The Rochester Ataxia Foundation (RAF) hosts their annual charity golf tournament to help raise funds for research and awareness to help support families affected by inherited ataxia, a disease of the central nervous system that currently has no cure.
The golf tournament will be held Sunday, June 5 at Webster Golf Club, 440 Salt Road, Webster, NY, starting at 11:00 am. Registration, range balls and lunch will be followed by the 12:30 pm shotgun start.
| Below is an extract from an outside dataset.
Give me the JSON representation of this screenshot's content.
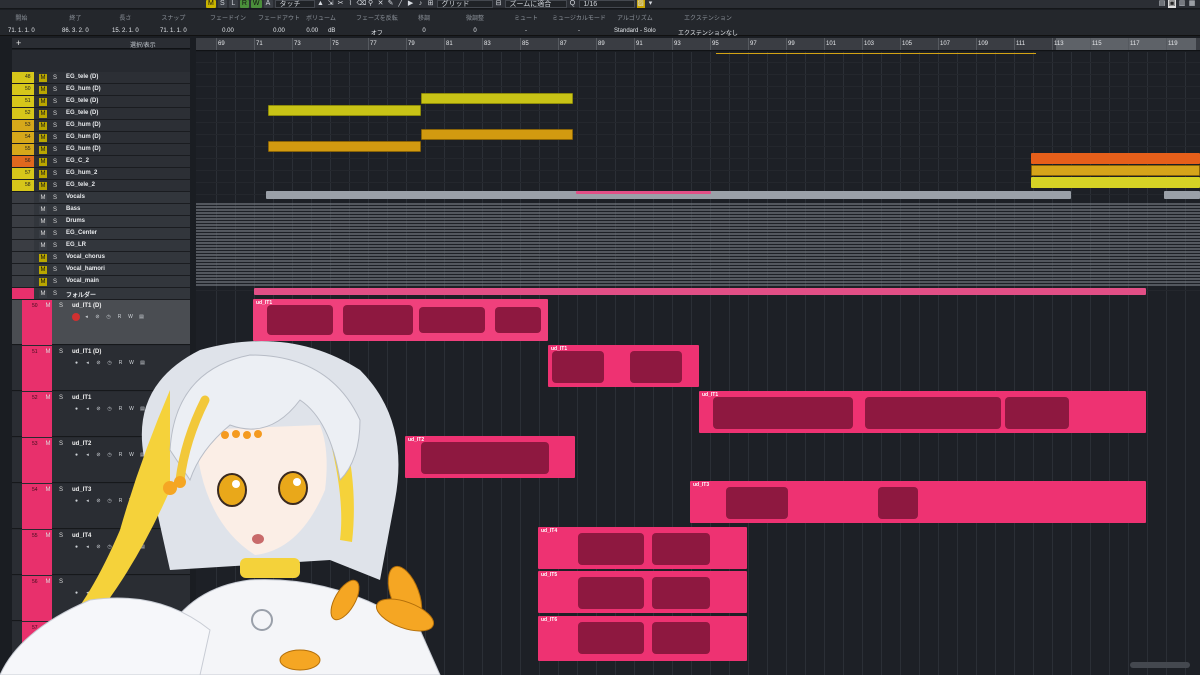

Participants can play 18 holes and the day includes lunch and dinner at the club for $100 per person.
Additional options include nine holes of golf plus dinner for $65.00 per person, or the post-tournament dinner only for $50.00. There will be cocktails with a cash bar beginning at 4:30 pm before dinner is served at 6:00 pm. The event will also include a silent auction plus raffle items, with all proceeds helping to support the RAF.
Foursomes aren’t required—individual golfers can join others to create a foursome at the event. “This tournament is a great opportunity to meet other golfers, network and help us raise money to help fight inherited ataxia,” says RAF board president Suzanne Coglitore. “Ataxia is a fairly rare disease, but there’s no cure, so we’re doing everything we can to help raise funds for research and provide support for people with the disease and their families.”
Those who are interested in participating in the golfing event can purchase tickets online at rochesterataxia.org right up to the day of the event.
The Rochester Ataxia Foundation, Inc. (RAF) is a non-profit organization founded in 2011 to advocate for individuals afflicted with hereditary ataxia and to raise the funds necessary to support vital research toward treatment and a cure. Its mission includes helping to support the quality of life for afflicted individuals and their families, along with raising public awareness through outreach and education.
For more information about RAF and hereditary ataxia, visit RochesterAtaxia.org.